When you’re short-listing stocks for your Tax-Free Savings Account (TFSA), Canadian banks should be at the top of your list.
There are many reasons that support my bullish call for the country’s lenders, but the most important one is that these financial services companies have solid franchises that produce hefty cash flows, providing stability and growth to your income portfolio.
Canadian banks, on average, distribute between 40% and 50% of their net income in dividends and grow them regularly. After the recent market weakness, some top banking names have become more attractive than others. Let’s have a look which lender offers a better value to your TFSA.
Its stock generally underperforms other lenders due to its exposure to the nation’s frothy housing market. Short sellers love CIBC stock due to the size of its mortgage lending, which is the largest among the top Canadian lenders. It has more uninsured mortgages in Toronto and Vancouver — Canada’s two hottest real estate markets — than any other bank.

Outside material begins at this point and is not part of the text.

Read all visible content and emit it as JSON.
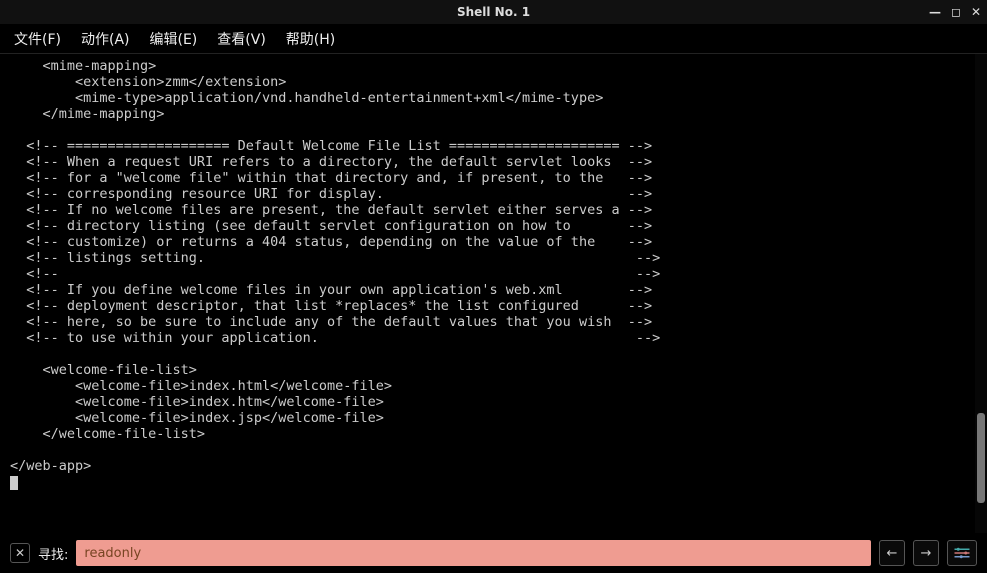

But the Canadian real estate market is stabilizing after the new mortgage rules and tax on foreign speculators. CIBC’s latest earnings report shows that the bank’s balance sheet is still strong with no sign of distress.
In the first-quarter earnings report, CIBC raised its dividend, as it reported better-than-expected results, helped by strong results at home and south of the border. The bank has increased its quarterly payment to common shareholders by three cents to $1.33 per share.

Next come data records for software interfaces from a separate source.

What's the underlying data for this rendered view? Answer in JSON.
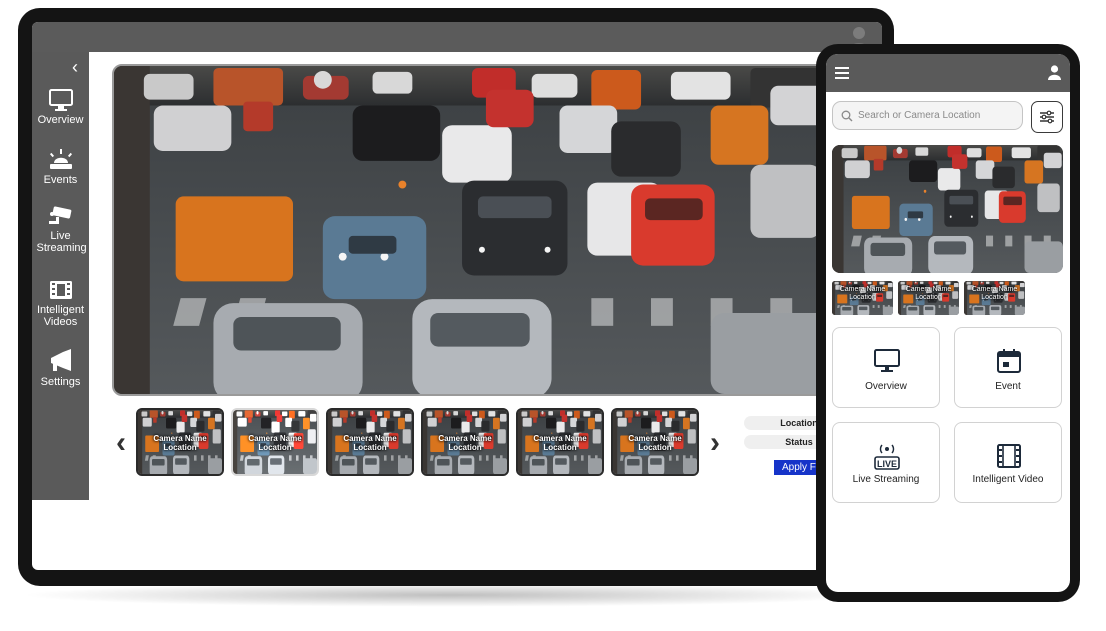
{
  "desktop": {
    "sidebar": {
      "collapse_icon": "chevron-left-icon",
      "items": [
        {
          "label": "Overview",
          "icon": "monitor-icon"
        },
        {
          "label": "Events",
          "icon": "siren-icon"
        },
        {
          "label": "Live Streaming",
          "icon": "cctv-icon"
        },
        {
          "label": "Intelligent Videos",
          "icon": "film-icon"
        },
        {
          "label": "Settings",
          "icon": "megaphone-icon"
        }
      ]
    },
    "thumbnails": [
      {
        "caption": "Camera Name Location"
      },
      {
        "caption": "Camera Name Location"
      },
      {
        "caption": "Camera Name Location"
      },
      {
        "caption": "Camera Name Location"
      },
      {
        "caption": "Camera Name Location"
      },
      {
        "caption": "Camera Name Location"
      }
    ],
    "filters": {
      "location_label": "Location",
      "status_label": "Status",
      "apply_label": "Apply Filter"
    },
    "nav_prev": "‹",
    "nav_next": "›"
  },
  "mobile": {
    "search": {
      "placeholder": "Search or Camera Location"
    },
    "thumbnails": [
      {
        "caption": "Camera Name Location"
      },
      {
        "caption": "Camera Name Location"
      },
      {
        "caption": "Camera Name Location"
      }
    ],
    "cards": [
      {
        "label": "Overview",
        "icon": "monitor-icon"
      },
      {
        "label": "Event",
        "icon": "calendar-icon"
      },
      {
        "label": "Live Streaming",
        "icon": "live-icon"
      },
      {
        "label": "Intelligent Video",
        "icon": "film-icon"
      }
    ]
  },
  "colors": {
    "sidebar": "#5a5a5a",
    "topbar": "#5b5b5b",
    "accent": "#1634c9",
    "device_frame": "#141414"
  }
}
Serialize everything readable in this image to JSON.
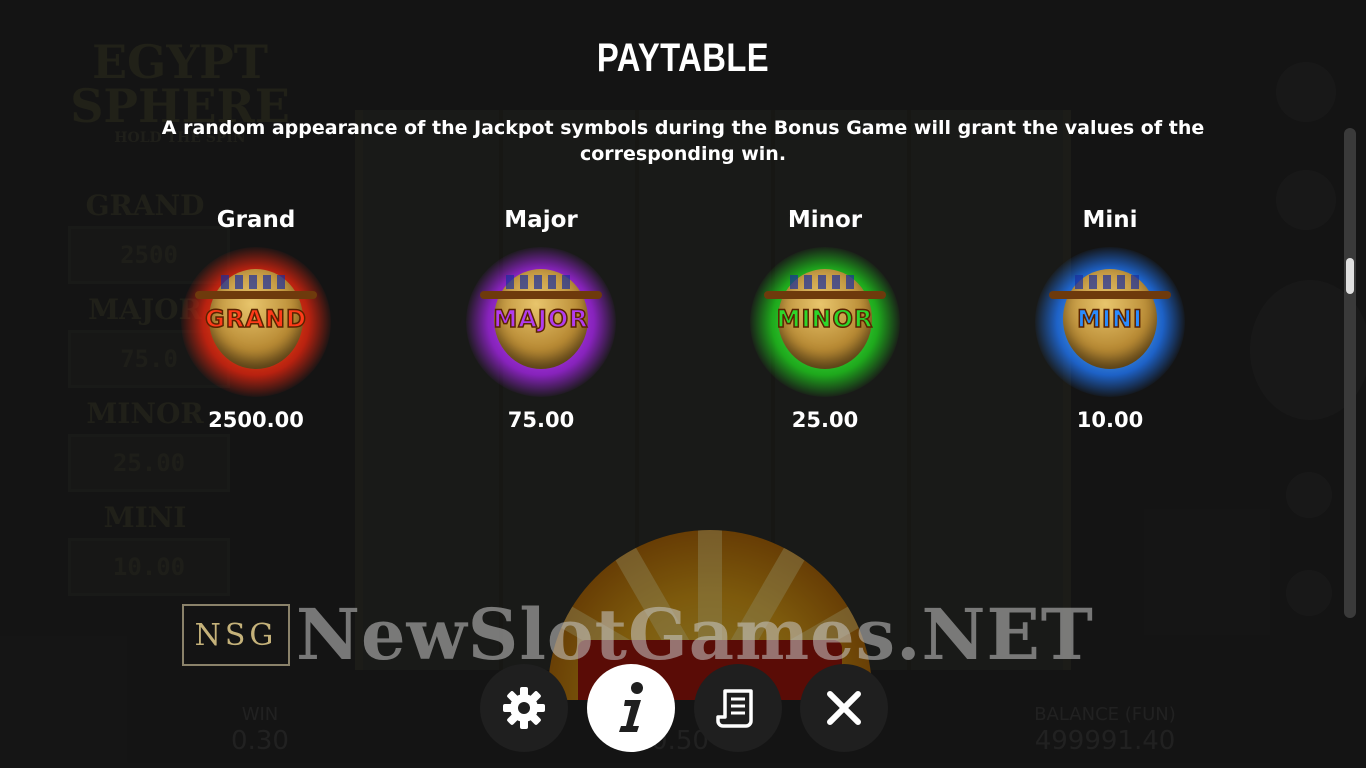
{
  "paytable": {
    "title": "PAYTABLE",
    "description": "A random appearance of the Jackpot symbols during the Bonus Game will grant the values of the corresponding win.",
    "jackpots": [
      {
        "name": "Grand",
        "symbol_label": "GRAND",
        "value": "2500.00",
        "color": "#e1250f"
      },
      {
        "name": "Major",
        "symbol_label": "MAJOR",
        "value": "75.00",
        "color": "#9a24d8"
      },
      {
        "name": "Minor",
        "symbol_label": "MINOR",
        "value": "25.00",
        "color": "#1fc21d"
      },
      {
        "name": "Mini",
        "symbol_label": "MINI",
        "value": "10.00",
        "color": "#1f6fe6"
      }
    ]
  },
  "background": {
    "logo_line1": "EGYPT",
    "logo_line2": "SPHERE",
    "logo_tagline": "HOLD THE SPIN",
    "jackpot_panel": [
      {
        "label": "GRAND",
        "value": "2500"
      },
      {
        "label": "MAJOR",
        "value": "75.0"
      },
      {
        "label": "MINOR",
        "value": "25.00"
      },
      {
        "label": "MINI",
        "value": "10.00"
      }
    ],
    "win_label": "WIN",
    "win_value": "0.30",
    "bet_value": "0.50",
    "balance_label": "BALANCE (FUN)",
    "balance_value": "499991.40"
  },
  "watermark": {
    "box_text": "NSG",
    "text": "NewSlotGames.NET"
  },
  "toolbar": {
    "settings_icon": "gear-icon",
    "info_icon": "info-icon",
    "rules_icon": "scroll-icon",
    "close_icon": "close-icon"
  }
}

Trading at $112.60, CIBC stock is down 8% this year. That pullback offers a good entry point to TFSA investors, especially when its dividend yield, at 4.7%, looks extremely attractive, and its forward P/E multiple is touching the single digits.
Royal Bank of Canada
If you want to take a less-risky approach while investing in Canadian banks, then Royal Bank of Canada (TSX:RY)(NYSE:RY) is your best bet. RBC is the nation’s largest bank with more than $1.2 trillion in total assets.
The bank has very diversified operations with very strong presence in the U.S. after its acquisition of City National Bank in 2015. It has the largest sales force in Canada and is the market share leader or runner-up in all key product categories.
RBC has paid dividend every year since 1870. In its first-quarter earnings, RBC surpassed analysts’ expectations for profitability and delivered another dividend hike to investors, taking its annual payout $3.79 a share.
Trading at $97.20 and with an annual dividend yield of 3.9%, RBC is a great buy-and-hold stock which is well positioned to provide regular dividend income. During the past five years, RBC has delivered about 58% in total returns to its investors.
The bottom line
Canadian banks can be a great addition to your TFSA if you plan to buy their stocks for the long term. These lenders slowly power your portfolio with regular payout hikes. It’s better to keep these names in your portfolio once you have made a decision to buy and avoid regular trading.